Of course, this re-framing is only half the job. If Engineers are going to be “driving” during on-call week, that means they’re not going to be doing anything else. Going back to our metaphor, imagine being asked to take your turn at the wheel, and then the person handing you the keys says:
“Oh – and since you’re driving, you should also be able to tune the carburetor and rotate the tires. Because you’re driving anyway.”
Doesn’t make a lot of sense, does it?
Loading up on-call engineers with sprint tickets forces them to switch context when an alert comes in. This can cost them, and the org, up to 40% of their productivity.
If these engineer cares about their performance reviews, that could mean they put in 40% more time and effort to catch up. This leads to frustration, conflict, and burnout. On the other end of the spectrum, they could truly divide their efforts and attention. With all the context switching, that means their remaining 60% of effort is split between on-call and sprint work. That’s 30% effort on either task.
Giving on-call engineers sprint work is asking for less than 1/3 of an engineer on that sprint work, and less than 1/3 of an engineer on-call.
That is not reasonable, and it’s not safe.

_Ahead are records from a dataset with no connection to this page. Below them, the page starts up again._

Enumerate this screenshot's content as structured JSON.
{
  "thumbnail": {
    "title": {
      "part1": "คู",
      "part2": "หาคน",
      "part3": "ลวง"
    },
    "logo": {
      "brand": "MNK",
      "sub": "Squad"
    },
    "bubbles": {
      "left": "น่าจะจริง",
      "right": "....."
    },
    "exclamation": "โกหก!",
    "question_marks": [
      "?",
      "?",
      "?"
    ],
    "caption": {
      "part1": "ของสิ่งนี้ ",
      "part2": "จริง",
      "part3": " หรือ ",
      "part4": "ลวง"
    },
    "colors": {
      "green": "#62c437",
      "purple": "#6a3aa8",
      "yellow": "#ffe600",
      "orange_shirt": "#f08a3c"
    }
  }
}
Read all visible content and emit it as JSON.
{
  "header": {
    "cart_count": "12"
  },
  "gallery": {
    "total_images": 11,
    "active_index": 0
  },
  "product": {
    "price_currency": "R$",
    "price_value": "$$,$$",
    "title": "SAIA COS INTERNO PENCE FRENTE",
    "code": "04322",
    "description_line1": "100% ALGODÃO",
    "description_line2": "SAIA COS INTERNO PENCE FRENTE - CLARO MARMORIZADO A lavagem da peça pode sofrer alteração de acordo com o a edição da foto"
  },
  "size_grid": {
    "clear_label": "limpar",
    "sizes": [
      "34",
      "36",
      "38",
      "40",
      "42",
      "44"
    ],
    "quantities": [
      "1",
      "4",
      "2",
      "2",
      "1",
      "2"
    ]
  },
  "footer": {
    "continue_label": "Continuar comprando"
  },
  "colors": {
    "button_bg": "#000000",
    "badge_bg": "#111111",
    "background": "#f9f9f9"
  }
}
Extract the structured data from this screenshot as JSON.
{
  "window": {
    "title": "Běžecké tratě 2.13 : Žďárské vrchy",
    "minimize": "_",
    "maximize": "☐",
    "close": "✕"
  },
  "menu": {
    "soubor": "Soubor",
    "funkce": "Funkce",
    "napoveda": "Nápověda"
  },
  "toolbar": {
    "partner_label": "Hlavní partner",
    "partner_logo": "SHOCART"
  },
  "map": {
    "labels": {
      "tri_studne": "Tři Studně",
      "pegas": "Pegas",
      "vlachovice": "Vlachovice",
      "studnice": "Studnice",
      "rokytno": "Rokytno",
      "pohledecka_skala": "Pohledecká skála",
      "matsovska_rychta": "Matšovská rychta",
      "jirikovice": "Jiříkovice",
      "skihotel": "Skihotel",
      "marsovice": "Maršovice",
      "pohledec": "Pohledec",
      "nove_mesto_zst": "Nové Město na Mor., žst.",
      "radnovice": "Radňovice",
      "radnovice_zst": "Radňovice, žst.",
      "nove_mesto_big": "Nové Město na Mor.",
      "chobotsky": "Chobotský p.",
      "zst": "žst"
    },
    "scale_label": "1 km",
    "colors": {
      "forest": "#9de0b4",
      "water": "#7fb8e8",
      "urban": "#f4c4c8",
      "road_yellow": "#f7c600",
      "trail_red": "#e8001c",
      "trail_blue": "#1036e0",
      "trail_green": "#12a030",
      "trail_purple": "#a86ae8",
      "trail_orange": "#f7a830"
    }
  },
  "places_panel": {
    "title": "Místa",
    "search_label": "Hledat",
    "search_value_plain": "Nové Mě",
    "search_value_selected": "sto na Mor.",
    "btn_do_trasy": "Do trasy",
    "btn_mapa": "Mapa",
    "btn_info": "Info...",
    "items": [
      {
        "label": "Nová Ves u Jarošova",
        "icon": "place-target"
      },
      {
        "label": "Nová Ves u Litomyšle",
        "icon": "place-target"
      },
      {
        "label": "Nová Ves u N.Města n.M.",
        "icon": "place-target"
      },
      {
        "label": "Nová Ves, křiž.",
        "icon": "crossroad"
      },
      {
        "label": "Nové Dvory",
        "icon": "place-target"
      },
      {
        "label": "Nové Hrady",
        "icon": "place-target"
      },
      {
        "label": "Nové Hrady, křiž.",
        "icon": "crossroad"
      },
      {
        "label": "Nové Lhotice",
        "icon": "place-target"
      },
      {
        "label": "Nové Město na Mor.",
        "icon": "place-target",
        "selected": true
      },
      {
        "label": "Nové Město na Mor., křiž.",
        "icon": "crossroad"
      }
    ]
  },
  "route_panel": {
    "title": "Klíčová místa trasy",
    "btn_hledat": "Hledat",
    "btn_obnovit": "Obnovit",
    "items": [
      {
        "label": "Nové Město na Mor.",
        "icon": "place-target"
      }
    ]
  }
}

Framing On-Call in terms of Engineers “Taking a Turn at the Wheel” helps both Management and Engineering maintain a clear understanding of the boundaries that make these org-wide rotations successful.